There doesn’t appear to be any Johnny, but the title may have evolved from the term”travel cakes” since they traveled well. (Although pulling out some pancakes from a hot, smelly saddlebag isn’t the most appetizing of pictures.)
Thomas Jefferson, on one of his frequent travels to Paris, brought back a similar recipe called crepes, which was a thinner type of our griddle cakes, with no leavening, made with wheat bread and served with a sweet syrup. They had been gobbled up at state dinners, and once again that industrious President introduced a fresh and delicious French dish to the colonists.
Consider How to Get Rid of Possums that they were simple to create, eaten by hand, and the leaders could cook them on a hot stone around the campfire after a long hard day of traveling. Native Americans probably instructed the early colonists how to grind corn, combine it into a paste, add liquid, some fat and in only a couple minutes, they’d hoe cakes, hot and filling. Covered with honey, they were a delicacy. Without the need for a bread oven, they might be ready quickly, and if the cook had a cast iron skillet, then it may be coated in bacon fat and the batter fried. Those who were fortunate enough to have butter slathered it on and dug in, napkins be damned. (A top sleeve worked just fine.)
Early American hoe cakes definitely made way for hush puppies, cornbread and grits, also made with cornmeal, but that is a completely different story. Incidentally, hoe cakes got its title from field employees using a plain hoe held over a flame, and dropping cakes on the hoe to cook.
Pancakes are enjoyed all over the world in a large number of variations, served plain, topped with sauces and spices, wrapped around fillings and eaten for lunch and dinner. The British-named flapjacks are different from our sandwiches and made with butter, sugar, and oats, usually served with honey.
Recorded history cites pancake-like foods in the first century (possibly sooner ), and historians who research Neolitic man speculate that flat cakes made out of anything handy were cooked on hot stones, before cooking pots and utensils were devised, between 10,000 and 3,000 B.C.. Since ancient cave dwellers usually kept a fire burning to frighten away predators, how simple to just whip up a batch of cave man pancakes while they were at it?

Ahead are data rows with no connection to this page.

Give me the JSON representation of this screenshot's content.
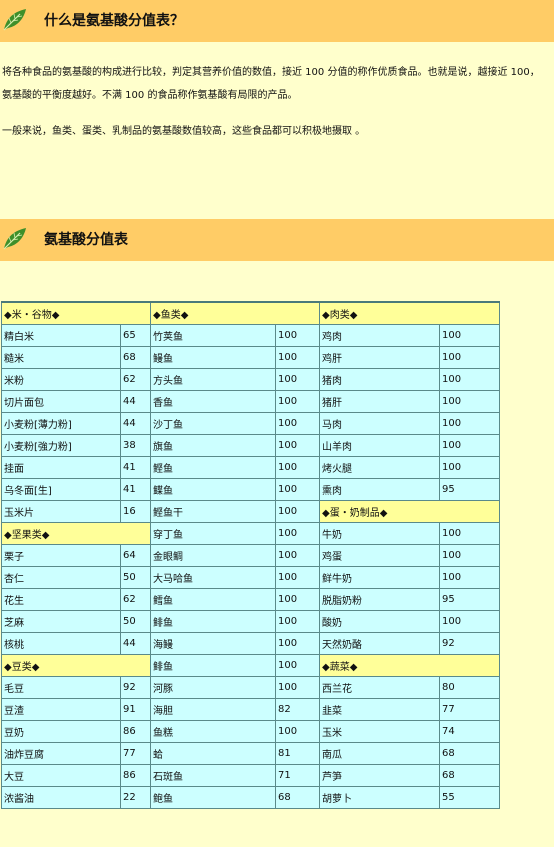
{
  "section1": {
    "title": "什么是氨基酸分值表？",
    "paragraphs": [
      "将各种食品的氨基酸的构成进行比较，判定其营养价值的数值，接近 100 分值的称作优质食品。也就是说，越接近 100，氨基酸的平衡度越好。不满 100 的食品称作氨基酸有局限的产品。",
      "一般来说，鱼类、蛋类、乳制品的氨基酸数值较高，这些食品都可以积极地摄取 。"
    ]
  },
  "section2": {
    "title": "氨基酸分值表"
  },
  "table": {
    "rows": [
      {
        "cells": [
          {
            "t": "◆米・谷物◆",
            "cat": true
          },
          {
            "t": "◆鱼类◆",
            "cat": true
          },
          {
            "t": "◆肉类◆",
            "cat": true
          }
        ]
      },
      {
        "cells": [
          {
            "n": "精白米",
            "v": "65"
          },
          {
            "n": "竹荚鱼",
            "v": "100"
          },
          {
            "n": "鸡肉",
            "v": "100"
          }
        ]
      },
      {
        "cells": [
          {
            "n": "糙米",
            "v": "68"
          },
          {
            "n": "鳗鱼",
            "v": "100"
          },
          {
            "n": "鸡肝",
            "v": "100"
          }
        ]
      },
      {
        "cells": [
          {
            "n": "米粉",
            "v": "62"
          },
          {
            "n": "方头鱼",
            "v": "100"
          },
          {
            "n": "猪肉",
            "v": "100"
          }
        ]
      },
      {
        "cells": [
          {
            "n": "切片面包",
            "v": "44"
          },
          {
            "n": "香鱼",
            "v": "100"
          },
          {
            "n": "猪肝",
            "v": "100"
          }
        ]
      },
      {
        "cells": [
          {
            "n": "小麦粉[薄力粉]",
            "v": "44"
          },
          {
            "n": "沙丁鱼",
            "v": "100"
          },
          {
            "n": "马肉",
            "v": "100"
          }
        ]
      },
      {
        "cells": [
          {
            "n": "小麦粉[強力粉]",
            "v": "38"
          },
          {
            "n": "旗鱼",
            "v": "100"
          },
          {
            "n": "山羊肉",
            "v": "100"
          }
        ]
      },
      {
        "cells": [
          {
            "n": "挂面",
            "v": "41"
          },
          {
            "n": "鲣鱼",
            "v": "100"
          },
          {
            "n": "烤火腿",
            "v": "100"
          }
        ]
      },
      {
        "cells": [
          {
            "n": "乌冬面[生]",
            "v": "41"
          },
          {
            "n": "鲽鱼",
            "v": "100"
          },
          {
            "n": "熏肉",
            "v": "95"
          }
        ]
      },
      {
        "cells": [
          {
            "n": "玉米片",
            "v": "16"
          },
          {
            "n": "鲣鱼干",
            "v": "100"
          },
          {
            "t": "◆蛋・奶制品◆",
            "cat": true
          }
        ]
      },
      {
        "cells": [
          {
            "t": "◆坚果类◆",
            "cat": true
          },
          {
            "n": "穿丁鱼",
            "v": "100"
          },
          {
            "n": "牛奶",
            "v": "100"
          }
        ]
      },
      {
        "cells": [
          {
            "n": "栗子",
            "v": "64"
          },
          {
            "n": "金眼鲷",
            "v": "100"
          },
          {
            "n": "鸡蛋",
            "v": "100"
          }
        ]
      },
      {
        "cells": [
          {
            "n": "杏仁",
            "v": "50"
          },
          {
            "n": "大马哈鱼",
            "v": "100"
          },
          {
            "n": "鲜牛奶",
            "v": "100"
          }
        ]
      },
      {
        "cells": [
          {
            "n": "花生",
            "v": "62"
          },
          {
            "n": "鳕鱼",
            "v": "100"
          },
          {
            "n": "脱脂奶粉",
            "v": "95"
          }
        ]
      },
      {
        "cells": [
          {
            "n": "芝麻",
            "v": "50"
          },
          {
            "n": "鲱鱼",
            "v": "100"
          },
          {
            "n": "酸奶",
            "v": "100"
          }
        ]
      },
      {
        "cells": [
          {
            "n": "核桃",
            "v": "44"
          },
          {
            "n": "海鳗",
            "v": "100"
          },
          {
            "n": "天然奶酪",
            "v": "92"
          }
        ]
      },
      {
        "cells": [
          {
            "t": "◆豆类◆",
            "cat": true
          },
          {
            "n": "鲱鱼",
            "v": "100"
          },
          {
            "t": "◆蔬菜◆",
            "cat": true
          }
        ]
      },
      {
        "cells": [
          {
            "n": "毛豆",
            "v": "92"
          },
          {
            "n": "河豚",
            "v": "100"
          },
          {
            "n": "西兰花",
            "v": "80"
          }
        ]
      },
      {
        "cells": [
          {
            "n": "豆渣",
            "v": "91"
          },
          {
            "n": "海胆",
            "v": "82"
          },
          {
            "n": "韭菜",
            "v": "77"
          }
        ]
      },
      {
        "cells": [
          {
            "n": "豆奶",
            "v": "86"
          },
          {
            "n": "鱼糕",
            "v": "100"
          },
          {
            "n": "玉米",
            "v": "74"
          }
        ]
      },
      {
        "cells": [
          {
            "n": "油炸豆腐",
            "v": "77"
          },
          {
            "n": "蛤",
            "v": "81"
          },
          {
            "n": "南瓜",
            "v": "68"
          }
        ]
      },
      {
        "cells": [
          {
            "n": "大豆",
            "v": "86"
          },
          {
            "n": "石斑鱼",
            "v": "71"
          },
          {
            "n": "芦笋",
            "v": "68"
          }
        ]
      },
      {
        "cells": [
          {
            "n": "浓酱油",
            "v": "22"
          },
          {
            "n": "鲍鱼",
            "v": "68"
          },
          {
            "n": "胡萝卜",
            "v": "55"
          }
        ]
      }
    ]
  }
}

Many nations have their own version. Listed below are only a few.
These variations are often served with meats or vegetables:
So don’t limit yourself to only our favorite pancakes. Experiment and revel in the many versions of different nations and find delicious new variations in any meal. Pancakes. They are not just for breakfast anymore.